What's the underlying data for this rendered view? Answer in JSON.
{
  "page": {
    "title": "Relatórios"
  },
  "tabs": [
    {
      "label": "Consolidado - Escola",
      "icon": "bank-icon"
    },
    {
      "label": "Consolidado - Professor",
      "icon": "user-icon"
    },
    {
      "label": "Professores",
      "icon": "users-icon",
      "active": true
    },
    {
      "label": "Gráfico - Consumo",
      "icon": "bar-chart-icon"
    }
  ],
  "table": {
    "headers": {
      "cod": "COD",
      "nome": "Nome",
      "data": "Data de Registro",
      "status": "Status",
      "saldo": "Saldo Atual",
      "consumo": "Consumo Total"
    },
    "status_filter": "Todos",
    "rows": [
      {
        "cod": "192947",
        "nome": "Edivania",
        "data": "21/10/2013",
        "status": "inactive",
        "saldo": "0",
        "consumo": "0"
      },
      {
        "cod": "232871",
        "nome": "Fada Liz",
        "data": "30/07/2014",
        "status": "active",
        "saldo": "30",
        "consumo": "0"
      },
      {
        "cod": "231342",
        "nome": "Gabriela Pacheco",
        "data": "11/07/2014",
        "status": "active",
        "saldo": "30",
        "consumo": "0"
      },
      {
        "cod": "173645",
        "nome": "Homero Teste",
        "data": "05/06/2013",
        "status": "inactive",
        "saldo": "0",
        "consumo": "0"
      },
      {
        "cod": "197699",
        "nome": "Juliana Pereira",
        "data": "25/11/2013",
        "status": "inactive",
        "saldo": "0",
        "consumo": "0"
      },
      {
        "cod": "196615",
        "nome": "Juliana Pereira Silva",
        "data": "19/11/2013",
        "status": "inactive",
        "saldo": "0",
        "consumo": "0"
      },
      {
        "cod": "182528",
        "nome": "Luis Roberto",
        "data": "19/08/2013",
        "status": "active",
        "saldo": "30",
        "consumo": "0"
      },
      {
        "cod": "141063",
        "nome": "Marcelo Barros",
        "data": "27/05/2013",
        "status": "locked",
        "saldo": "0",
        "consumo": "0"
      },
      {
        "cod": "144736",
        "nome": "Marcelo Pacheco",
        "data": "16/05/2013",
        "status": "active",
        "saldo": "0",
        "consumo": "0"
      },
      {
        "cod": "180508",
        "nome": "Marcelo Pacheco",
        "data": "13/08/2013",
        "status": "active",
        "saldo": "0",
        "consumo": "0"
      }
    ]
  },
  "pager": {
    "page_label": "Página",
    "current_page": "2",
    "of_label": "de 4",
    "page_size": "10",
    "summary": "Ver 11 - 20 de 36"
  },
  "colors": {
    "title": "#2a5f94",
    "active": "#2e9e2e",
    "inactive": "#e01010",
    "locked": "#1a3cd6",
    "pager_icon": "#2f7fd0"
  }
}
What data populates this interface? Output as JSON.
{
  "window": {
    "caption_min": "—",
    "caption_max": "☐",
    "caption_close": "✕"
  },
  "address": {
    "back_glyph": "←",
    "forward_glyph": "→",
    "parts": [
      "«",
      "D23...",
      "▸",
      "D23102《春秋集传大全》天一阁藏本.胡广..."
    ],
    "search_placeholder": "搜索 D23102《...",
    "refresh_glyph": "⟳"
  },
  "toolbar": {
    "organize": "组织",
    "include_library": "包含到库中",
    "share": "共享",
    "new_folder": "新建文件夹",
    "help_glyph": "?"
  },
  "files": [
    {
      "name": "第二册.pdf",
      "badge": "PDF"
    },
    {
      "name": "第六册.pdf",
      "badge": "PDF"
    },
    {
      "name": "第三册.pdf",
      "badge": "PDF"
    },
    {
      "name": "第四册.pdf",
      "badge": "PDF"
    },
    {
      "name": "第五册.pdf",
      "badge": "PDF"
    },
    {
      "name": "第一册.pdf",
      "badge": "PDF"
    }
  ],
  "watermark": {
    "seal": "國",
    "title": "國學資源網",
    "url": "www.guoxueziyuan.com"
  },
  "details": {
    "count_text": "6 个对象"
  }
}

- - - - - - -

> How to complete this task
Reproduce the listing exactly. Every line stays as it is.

> Task result
What's the underlying data for this rendered view? Answer in JSON.
{
  "page": {
    "title": "Relatórios"
  },
  "tabs": [
    {
      "label": "Consolidado - Escola",
      "icon": "bank-icon"
    },
    {
      "label": "Consolidado - Professor",
      "icon": "user-icon"
    },
    {
      "label": "Professores",
      "icon": "users-icon",
      "active": true
    },
    {
      "label": "Gráfico - Consumo",
      "icon": "bar-chart-icon"
    }
  ],
  "table": {
    "headers": {
      "cod": "COD",
      "nome": "Nome",
      "data": "Data de Registro",
      "status": "Status",
      "saldo": "Saldo Atual",
      "consumo": "Consumo Total"
    },
    "status_filter": "Todos",
    "rows": [
      {
        "cod": "192947",
        "nome": "Edivania",
        "data": "21/10/2013",
        "status": "inactive",
        "saldo": "0",
        "consumo": "0"
      },
      {
        "cod": "232871",
        "nome": "Fada Liz",
        "data": "30/07/2014",
        "status": "active",
        "saldo": "30",
        "consumo": "0"
      },
      {
        "cod": "231342",
        "nome": "Gabriela Pacheco",
        "data": "11/07/2014",
        "status": "active",
        "saldo": "30",
        "consumo": "0"
      },
      {
        "cod": "173645",
        "nome": "Homero Teste",
        "data": "05/06/2013",
        "status": "inactive",
        "saldo": "0",
        "consumo": "0"
      },
      {
        "cod": "197699",
        "nome": "Juliana Pereira",
        "data": "25/11/2013",
        "status": "inactive",
        "saldo": "0",
        "consumo": "0"
      },
      {
        "cod": "196615",
        "nome": "Juliana Pereira Silva",
        "data": "19/11/2013",
        "status": "inactive",
        "saldo": "0",
        "consumo": "0"
      },
      {
        "cod": "182528",
        "nome": "Luis Roberto",
        "data": "19/08/2013",
        "status": "active",
        "saldo": "30",
        "consumo": "0"
      },
      {
        "cod": "141063",
        "nome": "Marcelo Barros",
        "data": "27/05/2013",
        "status": "locked",
        "saldo": "0",
        "consumo": "0"
      },
      {
        "cod": "144736",
        "nome": "Marcelo Pacheco",
        "data": "16/05/2013",
        "status": "active",
        "saldo": "0",
        "consumo": "0"
      },
      {
        "cod": "180508",
        "nome": "Marcelo Pacheco",
        "data": "13/08/2013",
        "status": "active",
        "saldo": "0",
        "consumo": "0"
      }
    ]
  },
  "pager": {
    "page_label": "Página",
    "current_page": "2",
    "of_label": "de 4",
    "page_size": "10",
    "summary": "Ver 11 - 20 de 36"
  },
  "colors": {
    "title": "#2a5f94",
    "active": "#2e9e2e",
    "inactive": "#e01010",
    "locked": "#1a3cd6",
    "pager_icon": "#2f7fd0"
  }
}
What data populates this interface? Output as JSON.
{
  "window": {
    "caption_min": "—",
    "caption_max": "☐",
    "caption_close": "✕"
  },
  "address": {
    "back_glyph": "←",
    "forward_glyph": "→",
    "parts": [
      "«",
      "D23...",
      "▸",
      "D23102《春秋集传大全》天一阁藏本.胡广..."
    ],
    "search_placeholder": "搜索 D23102《...",
    "refresh_glyph": "⟳"
  },
  "toolbar": {
    "organize": "组织",
    "include_library": "包含到库中",
    "share": "共享",
    "new_folder": "新建文件夹",
    "help_glyph": "?"
  },
  "files": [
    {
      "name": "第二册.pdf",
      "badge": "PDF"
    },
    {
      "name": "第六册.pdf",
      "badge": "PDF"
    },
    {
      "name": "第三册.pdf",
      "badge": "PDF"
    },
    {
      "name": "第四册.pdf",
      "badge": "PDF"
    },
    {
      "name": "第五册.pdf",
      "badge": "PDF"
    },
    {
      "name": "第一册.pdf",
      "badge": "PDF"
    }
  ],
  "watermark": {
    "seal": "國",
    "title": "國學資源網",
    "url": "www.guoxueziyuan.com"
  },
  "details": {
    "count_text": "6 个对象"
  }
}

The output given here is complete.